That's Harvard astronomer-turned-computer expert Clifford Stoll, quoted in the November 20, 1988 edition of the Washington Post. And yes, that's the same Cliff Stoll who just a few years later would proclaim that the internet's potential to transform the way we live was largely just a bunch of hype.
Barton Gellman's 1988 article about the internet for the Post is quite a fascinating artifact. We see the introduction of terms that hadn't yet entered the national lexicon, such as "snail mail," "virus," and "netiquette." And we see the writer slowly introducing the public to the idea that this network could be something important to their lives in the future.
We also see the warnings that a more connected world will have its downsides, as in the case of computer viruses able to spread at lightning speed.
From the November 20, 1988 Washington Post:
Using Internet and overlapping networks, thousands of men and women in 17 countries swap recipes and woodworking tips, debate politics, religion and antique cars, form friendships and even fall in love.
But the networks that link tens of thousands of computers 24 hours a day also allowed the computer virus to spread much more rapidly, and with far greater potential for damage, than any previous electronic invader. That frightens many network visionaries, who dream of a "worldnet" with ever more extensive connections and ever fewer barriers to the exchange of knowledge.
"The Internet is a community far more than a network of computers and cables," Stoll said. "When your neighbors become paranoid of one another, they no longer cooperate, they no longer share things with each other. It takes only a very, very few vandals to ... destroy the trust that glues our community together."
The metaphor of a community is apt.

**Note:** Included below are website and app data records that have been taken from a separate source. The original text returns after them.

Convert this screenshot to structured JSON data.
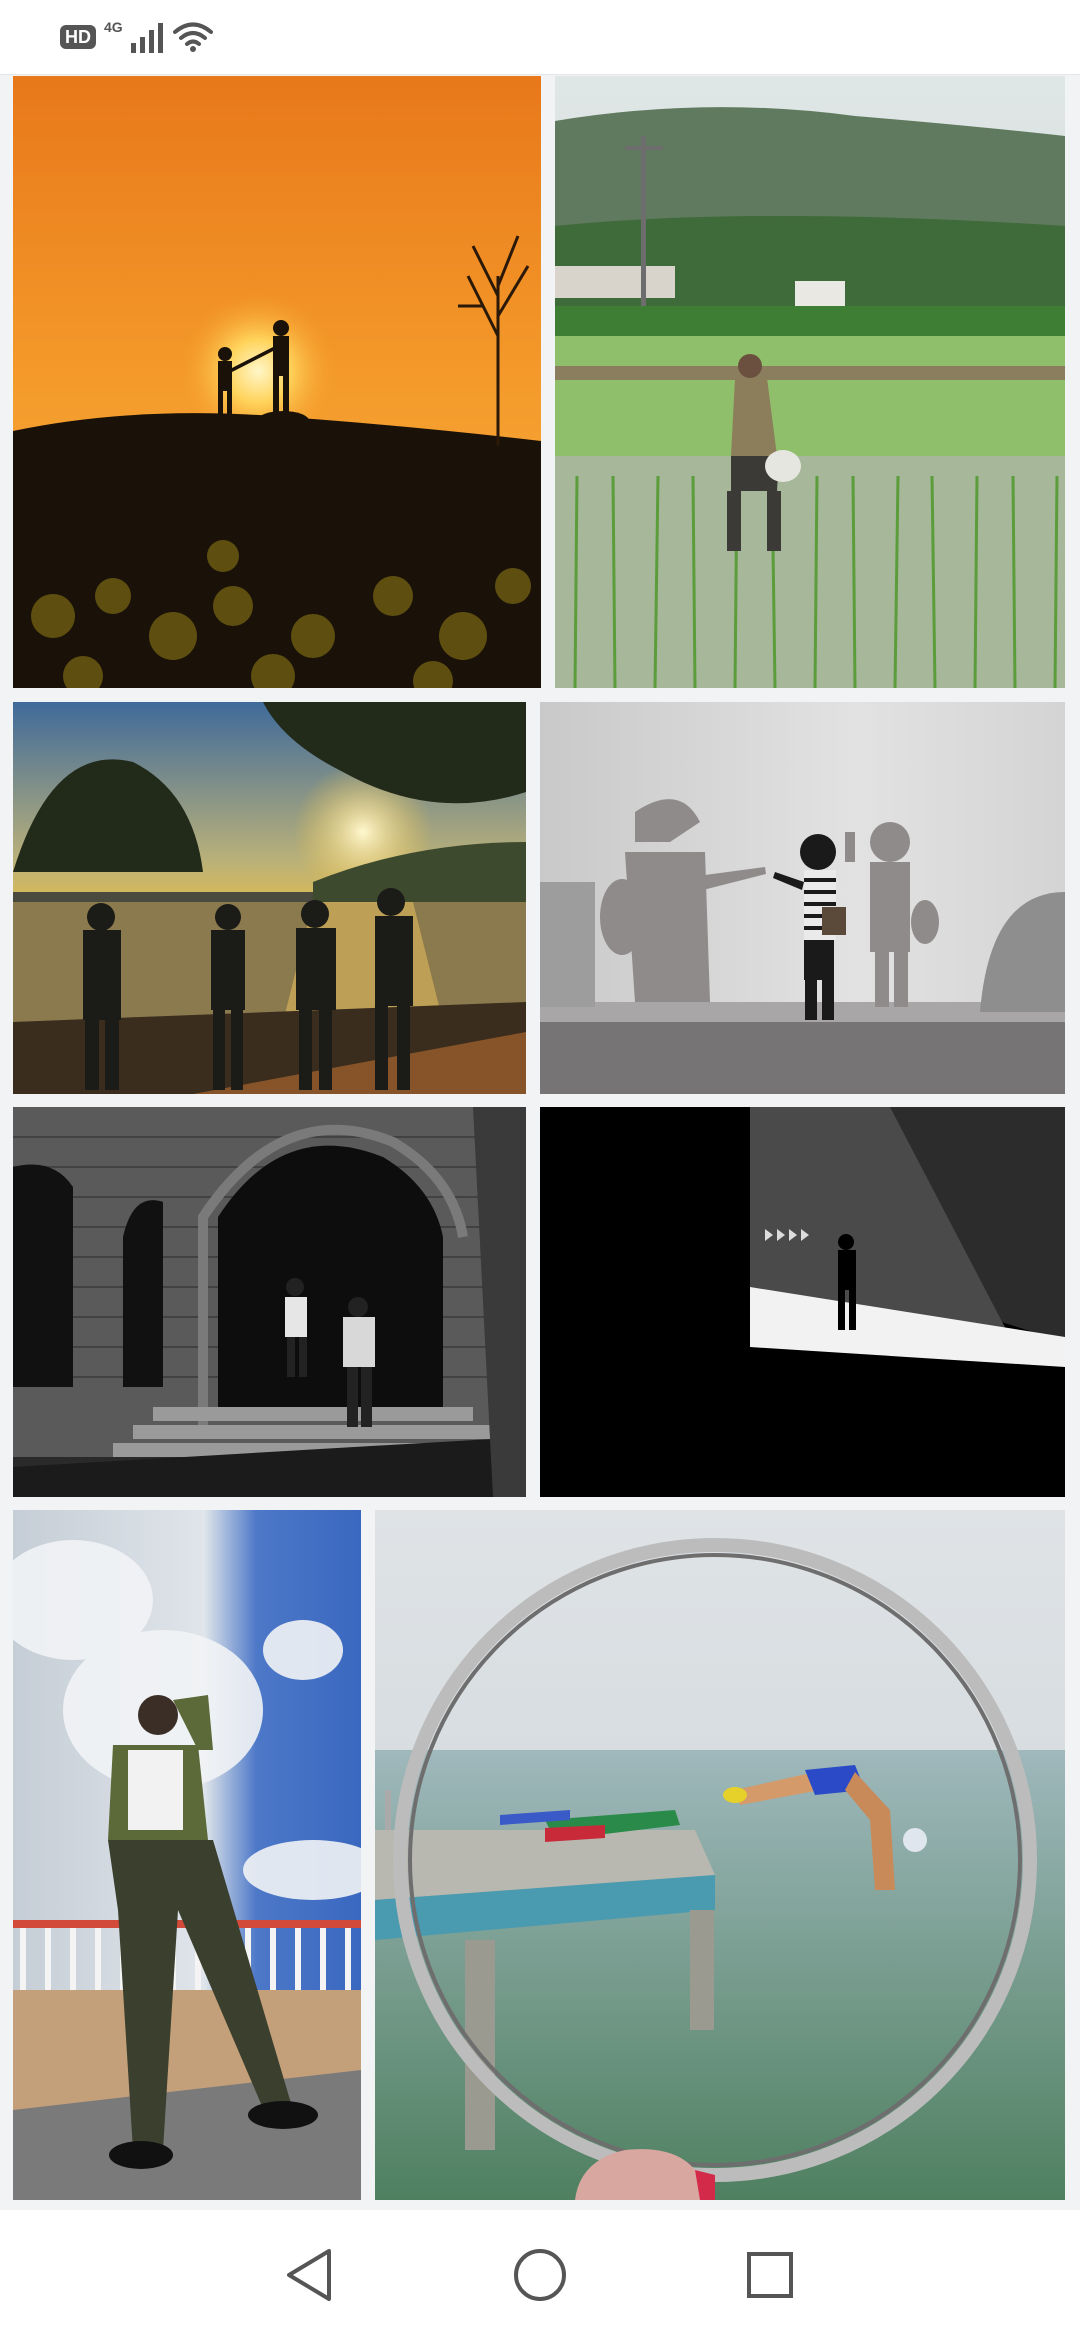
{
  "status_bar": {
    "hd_label": "HD",
    "network_label": "4G",
    "signal_icon": "signal-bars-icon",
    "wifi_icon": "wifi-icon"
  },
  "gallery": {
    "photos": [
      {
        "subject": "sunset-silhouette-hill"
      },
      {
        "subject": "farmer-rice-field"
      },
      {
        "subject": "lake-sunset-group"
      },
      {
        "subject": "shadow-play-wall"
      },
      {
        "subject": "brick-archway-bw"
      },
      {
        "subject": "tunnel-walker-bw"
      },
      {
        "subject": "man-posing-sky"
      },
      {
        "subject": "diver-through-ring"
      }
    ]
  },
  "nav_bar": {
    "back_icon": "back-triangle-icon",
    "home_icon": "home-circle-icon",
    "recents_icon": "recents-square-icon"
  },
  "colors": {
    "background": "#f2f3f5",
    "nav_icon": "#555555"
  }
}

Internet, which began as a Defense Department link between four research computers in 1969, is still officially limited to universities, research facilities and government offices. But it has evolved its own language, social norms and "netiquette," even as its sprawling growth has outrun the ability to map it.
No one can keep track of how many people use Internet, how many machines it can reach or even how many sub- and sub-sub-networks form a part of it. The "backbone" of the network — major electronic corridors established by the Department of Defense, the National Science Foundation and others — is obvious enough, but like the interstate highway system, it leads to successively smaller local byways and obscure private roads.
And while committees exist to set technical standards, and unclassified Defense Department systems form its core, no one really "runs" the network.
"The content and direction is really up to the people using it, which makes it kind of a grand social experiment," said Eugene H. Spafford, a professor of computer science at Purdue University.
Gellman, of course, would go on to become one of the reporters to help expose the NSA's illegal domestic surveillance programs.
You can read the entire article over at the Washington Post.
Photograph: A London office circa 1990 via Getty Images